You are asked to repeat the listing word for word and to leave out its pictures.
[EXTRACTED INFORMATION — start]
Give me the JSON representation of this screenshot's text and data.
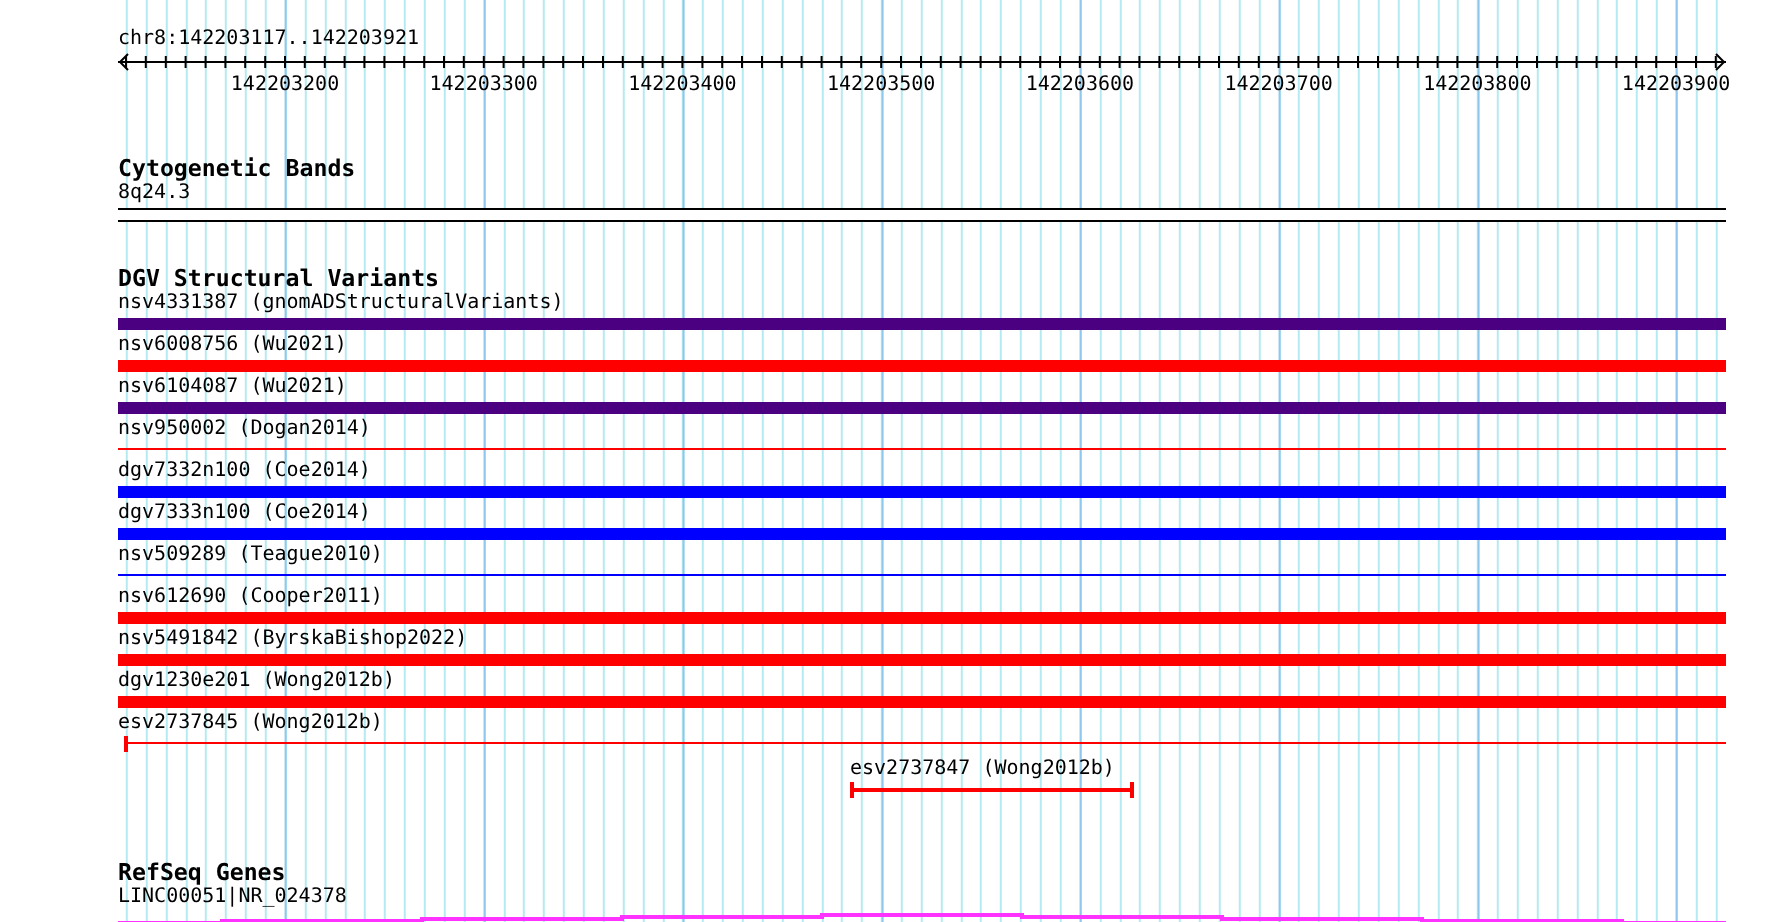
{
  "location": "chr8:142203117..142203921",
  "ruler": {
    "labels": [
      "142203200",
      "142203300",
      "142203400",
      "142203500",
      "142203600",
      "142203700",
      "142203800",
      "142203900"
    ]
  },
  "tracks": [
    {
      "kind": "bands",
      "title": "Cytogenetic Bands",
      "features": [
        {
          "label": "8q24.3"
        }
      ]
    },
    {
      "kind": "variants",
      "title": "DGV Structural Variants",
      "features": [
        {
          "label": "nsv4331387 (gnomADStructuralVariants)",
          "kind": "thick",
          "color": "#4b0082"
        },
        {
          "label": "nsv6008756 (Wu2021)",
          "kind": "thick",
          "color": "#ff0000"
        },
        {
          "label": "nsv6104087 (Wu2021)",
          "kind": "thick",
          "color": "#4b0082"
        },
        {
          "label": "nsv950002 (Dogan2014)",
          "kind": "thin",
          "color": "#ff0000"
        },
        {
          "label": "dgv7332n100 (Coe2014)",
          "kind": "thick",
          "color": "#0000ff"
        },
        {
          "label": "dgv7333n100 (Coe2014)",
          "kind": "thick",
          "color": "#0000ff"
        },
        {
          "label": "nsv509289 (Teague2010)",
          "kind": "thin",
          "color": "#0000ff"
        },
        {
          "label": "nsv612690 (Cooper2011)",
          "kind": "thick",
          "color": "#ff0000"
        },
        {
          "label": "nsv5491842 (ByrskaBishop2022)",
          "kind": "thick",
          "color": "#ff0000"
        },
        {
          "label": "dgv1230e201 (Wong2012b)",
          "kind": "thick",
          "color": "#ff0000"
        },
        {
          "label": "esv2737845 (Wong2012b)",
          "kind": "start",
          "color": "#ff0000"
        },
        {
          "label": "esv2737847 (Wong2012b)",
          "kind": "short",
          "color": "#ff0000"
        }
      ]
    },
    {
      "kind": "genes",
      "title": "RefSeq Genes",
      "features": [
        {
          "label": "LINC00051|NR_024378"
        }
      ]
    }
  ]
}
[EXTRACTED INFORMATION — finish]
SOLVED EXERCISE:
Give me the JSON representation of this screenshot's text and data.
{
  "location": "chr8:142203117..142203921",
  "ruler": {
    "labels": [
      "142203200",
      "142203300",
      "142203400",
      "142203500",
      "142203600",
      "142203700",
      "142203800",
      "142203900"
    ]
  },
  "tracks": [
    {
      "kind": "bands",
      "title": "Cytogenetic Bands",
      "features": [
        {
          "label": "8q24.3"
        }
      ]
    },
    {
      "kind": "variants",
      "title": "DGV Structural Variants",
      "features": [
        {
          "label": "nsv4331387 (gnomADStructuralVariants)",
          "kind": "thick",
          "color": "#4b0082"
        },
        {
          "label": "nsv6008756 (Wu2021)",
          "kind": "thick",
          "color": "#ff0000"
        },
        {
          "label": "nsv6104087 (Wu2021)",
          "kind": "thick",
          "color": "#4b0082"
        },
        {
          "label": "nsv950002 (Dogan2014)",
          "kind": "thin",
          "color": "#ff0000"
        },
        {
          "label": "dgv7332n100 (Coe2014)",
          "kind": "thick",
          "color": "#0000ff"
        },
        {
          "label": "dgv7333n100 (Coe2014)",
          "kind": "thick",
          "color": "#0000ff"
        },
        {
          "label": "nsv509289 (Teague2010)",
          "kind": "thin",
          "color": "#0000ff"
        },
        {
          "label": "nsv612690 (Cooper2011)",
          "kind": "thick",
          "color": "#ff0000"
        },
        {
          "label": "nsv5491842 (ByrskaBishop2022)",
          "kind": "thick",
          "color": "#ff0000"
        },
        {
          "label": "dgv1230e201 (Wong2012b)",
          "kind": "thick",
          "color": "#ff0000"
        },
        {
          "label": "esv2737845 (Wong2012b)",
          "kind": "start",
          "color": "#ff0000"
        },
        {
          "label": "esv2737847 (Wong2012b)",
          "kind": "short",
          "color": "#ff0000"
        }
      ]
    },
    {
      "kind": "genes",
      "title": "RefSeq Genes",
      "features": [
        {
          "label": "LINC00051|NR_024378"
        }
      ]
    }
  ]
}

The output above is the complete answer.